That’s especially true in the race for UTLA president, which has 10 men competing for the chance to lead about 40,000 teachers, counselors, nurses, and other health and human services professionals.
Eight of them faced each other for the first time yesterday, in the first forum of the campaign season. It was held at Thomas Starr King Middle School in Silver Lake, organized by the school’s chapter chair for members of the North Area. Fewer than 40 people attended, and that included candidates for other offices.
Over the course of an hour incumbent Warren Fletcher, Gregg Solkovits, Alex Caputo-Pearl, David Garcia, Bill Gaffney, Saul Lankster, Marcos Ortega II and Kevin Mottus answered questions touching on the union’s successes and failures over the last three years under Fletcher; they addressed the causes of the achievement gap and how to close it; and the opportunities and challenges in LA Unified.
Without wasting any time they all agreed — even Fletcher — the current state of the union is fractured and plagued with in-fighting.
“One of the great challenges we face is disunity,” he admitted to the audience, which, ironically all appeared to be united on this issue.
And, although Fletcher said “discourse is healthy” he cautioned members against becoming entrenched in their differences at the risk of losing recent gains made for the union, such as the passage of Prop. 30. Referring to the extra infusion of cash to the district from the tax initiative, he said, “we need to make sure we don’t fritter it away by being at each others throats.”
All the other candidates blamed Fletcher for the lack of cohesion and clear messaging.
Gaffney, a 28-year teacher, said Fletcher has been an ineffective collaborator and union officers have failed to lead or devise a strategic plan.
“We’re just putting out fires,” he said, throwing his hands in the air.
“We haven’t been able to put ourselves at the table with power,” Caputo-Pearl argued. Instead, “we privately negotiate with school board members and that doesn’t work.”
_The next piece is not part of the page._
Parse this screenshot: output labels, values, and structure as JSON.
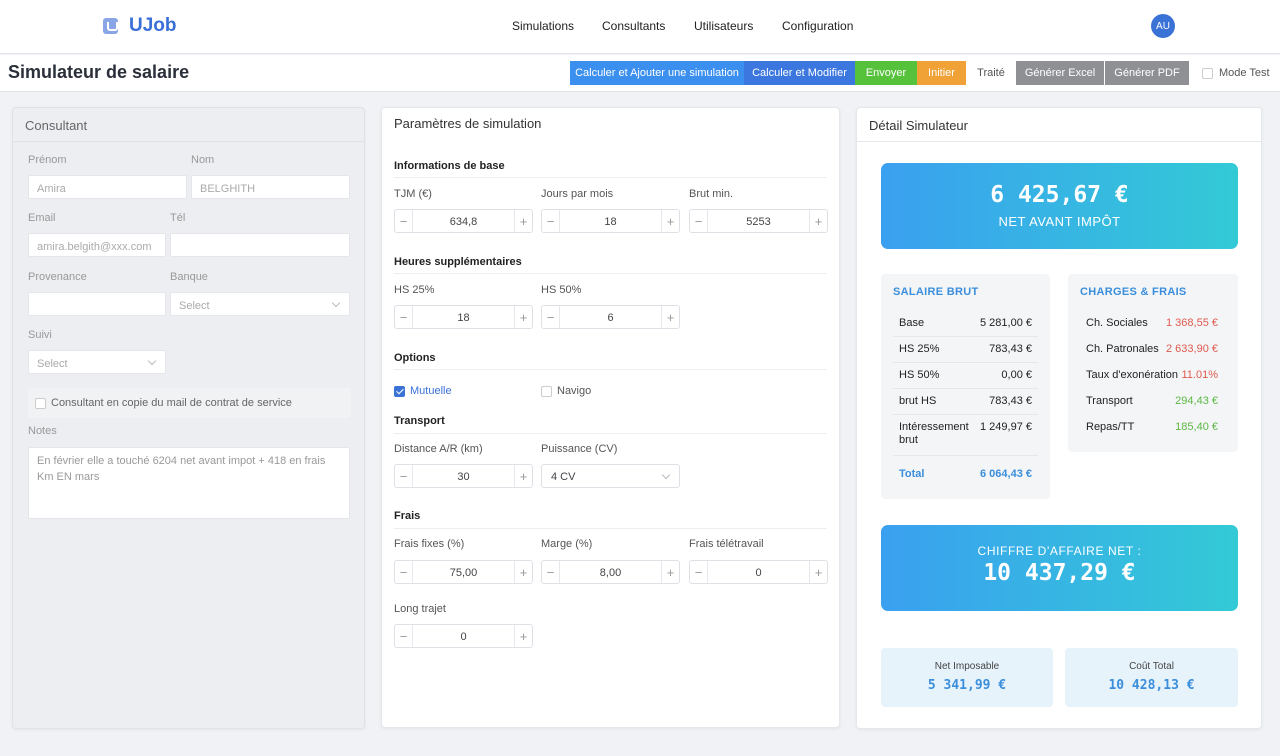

To strengthen UTLA’s leverage, Caputo-Pearl said he would develop a coalition branch, a communications department, and also cultivate team of researchers and experts “to frame the debate” on big issues like the Common Core.
Solkovits also argued UTLA’s governing structures and constitution are outdated. “The constitution was written in 1969 . . . and it sets up a system where there are a lot of chiefs without much input from average members,” he said in an interview before the event. “I would get rid of it, rewrite it, and make it easier to pass motions.”
But as much as the non-Fletcher candidates blamed the current leadership, the real villain of the night was not in the room: Superintendent John Deasy.
Garcia came out swinging, calling Deasy “Evil Von Sleazy.” He proceeded to punctuate each response by tossing the microphone on the lectern until he was asked to be more respectful of school property.
Lankster accused Deasy of being a “corporatee” and in league with corporate interests.
On a similar note, Fletcher received a smattering of applause when he said, “Deasy was sent to this town to dismantle UTLA” and that the superintendent views LA Unified as a “drill and kill district” for charter organizations hoping to privatize public education.
Mottus suggested Deasy is deliberately ignoring scientific evidence that the district’s wi-fi infrastructure is jeopardizing the health of students and teachers.
Ortega, who says he’s been “trapped in teacher jail” since October, said Deasy’s mission to rid the district of bad teachers has caused irreparable collateral damage.
“Deasy cast a big net and it’s catching sharks and barracudas but it’s also catching guppies and angelfish,” he said.
The low turn out was especially poignant in light of the stream of comments about teacher disenfranchisement.
Throughout the question and answer session, only Fletcher made a brief mention of cuts to the district’s Adult Education programs. That was disappointing to Veronica Toleda, a family literacy programming coordinator at 15th Street Elementary School, who supports Mottus.
“That’s the reason I came,” she said. “I think the people in charge now only focus on K-12 teachers. They forget that adult education teachers are in the union too, and they don’t support us.”
Other topics that received very little attention: teacher evaluations, the Common Core, standardized testing, and the district’s billion dollar iPad program.
Wil Page, the school chapter chair who organized the event and moderated the Q&A session, said that was due to time constraints.
“This is a really long election cycle and I’m sure we’ll get to all of those questions in the time to come,” he said. “This was more like an elimination round. I don’t know who I’m voting for yet, but I know who I’m not voting for after tonight.”